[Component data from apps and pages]
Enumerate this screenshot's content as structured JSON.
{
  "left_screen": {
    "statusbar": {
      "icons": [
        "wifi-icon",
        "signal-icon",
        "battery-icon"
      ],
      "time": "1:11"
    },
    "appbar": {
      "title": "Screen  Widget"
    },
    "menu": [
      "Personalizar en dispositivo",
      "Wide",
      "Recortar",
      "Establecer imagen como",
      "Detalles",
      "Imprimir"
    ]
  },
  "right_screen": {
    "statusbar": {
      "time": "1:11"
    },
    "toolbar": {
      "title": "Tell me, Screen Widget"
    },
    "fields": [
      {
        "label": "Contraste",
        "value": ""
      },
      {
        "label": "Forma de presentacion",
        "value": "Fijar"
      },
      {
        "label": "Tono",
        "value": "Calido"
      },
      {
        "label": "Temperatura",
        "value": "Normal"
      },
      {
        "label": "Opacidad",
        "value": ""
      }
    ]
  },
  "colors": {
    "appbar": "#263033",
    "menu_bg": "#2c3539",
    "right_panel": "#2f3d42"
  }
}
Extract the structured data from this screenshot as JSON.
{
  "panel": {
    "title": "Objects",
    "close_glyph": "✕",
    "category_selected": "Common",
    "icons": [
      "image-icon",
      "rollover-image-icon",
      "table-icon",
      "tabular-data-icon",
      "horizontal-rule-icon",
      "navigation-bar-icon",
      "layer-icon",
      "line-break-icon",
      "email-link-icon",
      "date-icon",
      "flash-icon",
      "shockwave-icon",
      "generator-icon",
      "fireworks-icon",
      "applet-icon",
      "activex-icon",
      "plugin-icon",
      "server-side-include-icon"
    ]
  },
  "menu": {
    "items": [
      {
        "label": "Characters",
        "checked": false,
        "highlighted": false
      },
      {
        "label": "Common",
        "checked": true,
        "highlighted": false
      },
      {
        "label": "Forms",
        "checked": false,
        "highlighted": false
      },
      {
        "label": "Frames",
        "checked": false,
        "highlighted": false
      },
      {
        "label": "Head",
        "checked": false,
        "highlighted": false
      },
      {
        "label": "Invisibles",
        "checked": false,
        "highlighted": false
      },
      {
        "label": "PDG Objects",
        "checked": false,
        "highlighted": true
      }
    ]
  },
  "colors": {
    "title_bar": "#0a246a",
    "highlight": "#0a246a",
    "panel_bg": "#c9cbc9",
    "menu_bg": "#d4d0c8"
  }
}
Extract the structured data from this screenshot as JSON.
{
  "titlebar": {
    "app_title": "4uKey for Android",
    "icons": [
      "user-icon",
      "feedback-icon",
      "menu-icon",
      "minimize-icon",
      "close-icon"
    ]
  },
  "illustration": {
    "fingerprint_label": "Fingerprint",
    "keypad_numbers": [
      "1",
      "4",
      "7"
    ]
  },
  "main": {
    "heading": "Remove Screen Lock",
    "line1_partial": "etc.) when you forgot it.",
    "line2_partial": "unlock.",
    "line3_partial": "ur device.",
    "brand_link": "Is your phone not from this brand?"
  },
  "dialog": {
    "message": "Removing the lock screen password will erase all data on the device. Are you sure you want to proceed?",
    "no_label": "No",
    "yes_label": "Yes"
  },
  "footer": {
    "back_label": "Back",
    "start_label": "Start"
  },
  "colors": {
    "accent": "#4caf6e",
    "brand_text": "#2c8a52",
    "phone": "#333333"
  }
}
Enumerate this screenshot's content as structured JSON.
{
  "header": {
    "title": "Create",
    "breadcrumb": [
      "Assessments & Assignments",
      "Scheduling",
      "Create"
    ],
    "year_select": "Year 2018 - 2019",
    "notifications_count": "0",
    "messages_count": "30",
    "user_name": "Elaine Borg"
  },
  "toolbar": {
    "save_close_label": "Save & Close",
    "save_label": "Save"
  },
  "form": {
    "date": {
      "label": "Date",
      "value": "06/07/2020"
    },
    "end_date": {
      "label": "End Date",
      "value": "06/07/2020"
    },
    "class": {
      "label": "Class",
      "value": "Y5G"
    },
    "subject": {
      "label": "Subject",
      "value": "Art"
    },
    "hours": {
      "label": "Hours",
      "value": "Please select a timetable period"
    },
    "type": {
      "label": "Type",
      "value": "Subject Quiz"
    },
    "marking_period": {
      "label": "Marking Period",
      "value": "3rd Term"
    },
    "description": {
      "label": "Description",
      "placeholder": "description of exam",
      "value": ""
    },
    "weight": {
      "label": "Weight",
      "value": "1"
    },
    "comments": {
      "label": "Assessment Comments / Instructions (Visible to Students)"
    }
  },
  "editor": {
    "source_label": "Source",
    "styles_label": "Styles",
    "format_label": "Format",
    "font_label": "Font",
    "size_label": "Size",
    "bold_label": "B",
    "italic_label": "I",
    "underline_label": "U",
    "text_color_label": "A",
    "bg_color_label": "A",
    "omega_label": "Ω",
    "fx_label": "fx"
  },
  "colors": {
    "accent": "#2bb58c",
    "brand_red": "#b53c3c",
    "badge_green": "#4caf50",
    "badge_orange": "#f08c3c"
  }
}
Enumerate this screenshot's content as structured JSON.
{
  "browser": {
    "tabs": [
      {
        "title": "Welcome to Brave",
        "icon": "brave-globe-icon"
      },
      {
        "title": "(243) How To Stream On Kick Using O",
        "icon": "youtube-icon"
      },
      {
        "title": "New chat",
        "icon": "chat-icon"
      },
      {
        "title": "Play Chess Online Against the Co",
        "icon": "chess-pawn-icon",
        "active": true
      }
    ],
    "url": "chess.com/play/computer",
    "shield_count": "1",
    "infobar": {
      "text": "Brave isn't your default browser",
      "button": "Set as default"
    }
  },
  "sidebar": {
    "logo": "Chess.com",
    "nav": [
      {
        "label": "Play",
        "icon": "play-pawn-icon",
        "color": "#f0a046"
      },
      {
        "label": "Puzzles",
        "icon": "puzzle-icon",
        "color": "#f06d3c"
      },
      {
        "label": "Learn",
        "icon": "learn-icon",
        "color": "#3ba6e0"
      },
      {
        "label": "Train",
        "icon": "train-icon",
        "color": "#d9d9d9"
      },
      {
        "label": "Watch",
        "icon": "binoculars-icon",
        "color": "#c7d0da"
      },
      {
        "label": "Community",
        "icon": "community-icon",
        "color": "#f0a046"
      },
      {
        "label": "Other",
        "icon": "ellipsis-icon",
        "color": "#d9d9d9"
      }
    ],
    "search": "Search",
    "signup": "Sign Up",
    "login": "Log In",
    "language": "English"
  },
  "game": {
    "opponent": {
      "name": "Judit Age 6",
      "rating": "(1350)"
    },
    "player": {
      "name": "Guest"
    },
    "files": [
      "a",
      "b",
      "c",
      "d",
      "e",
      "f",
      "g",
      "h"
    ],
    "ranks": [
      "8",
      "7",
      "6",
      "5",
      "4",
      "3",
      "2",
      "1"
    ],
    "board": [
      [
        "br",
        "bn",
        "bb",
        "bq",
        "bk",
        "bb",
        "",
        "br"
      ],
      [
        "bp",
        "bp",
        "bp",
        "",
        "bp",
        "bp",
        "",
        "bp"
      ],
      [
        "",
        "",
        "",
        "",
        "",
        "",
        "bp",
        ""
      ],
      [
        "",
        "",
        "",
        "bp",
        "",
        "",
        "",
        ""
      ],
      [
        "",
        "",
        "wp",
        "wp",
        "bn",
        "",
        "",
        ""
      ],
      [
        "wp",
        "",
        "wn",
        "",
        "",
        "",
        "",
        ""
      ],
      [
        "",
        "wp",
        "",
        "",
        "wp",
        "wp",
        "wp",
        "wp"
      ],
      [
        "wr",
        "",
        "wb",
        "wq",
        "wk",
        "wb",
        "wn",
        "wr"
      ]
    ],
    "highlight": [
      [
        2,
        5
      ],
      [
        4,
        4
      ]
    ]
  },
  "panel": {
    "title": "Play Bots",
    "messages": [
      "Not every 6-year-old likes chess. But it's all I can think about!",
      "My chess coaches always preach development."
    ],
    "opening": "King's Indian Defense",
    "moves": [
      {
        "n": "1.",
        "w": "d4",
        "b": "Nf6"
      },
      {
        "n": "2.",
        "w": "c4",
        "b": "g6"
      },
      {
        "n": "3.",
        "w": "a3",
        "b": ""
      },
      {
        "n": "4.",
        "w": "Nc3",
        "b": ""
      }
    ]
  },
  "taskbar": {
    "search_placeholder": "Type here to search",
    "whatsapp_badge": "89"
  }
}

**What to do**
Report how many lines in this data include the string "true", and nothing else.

**Solution for this task**
3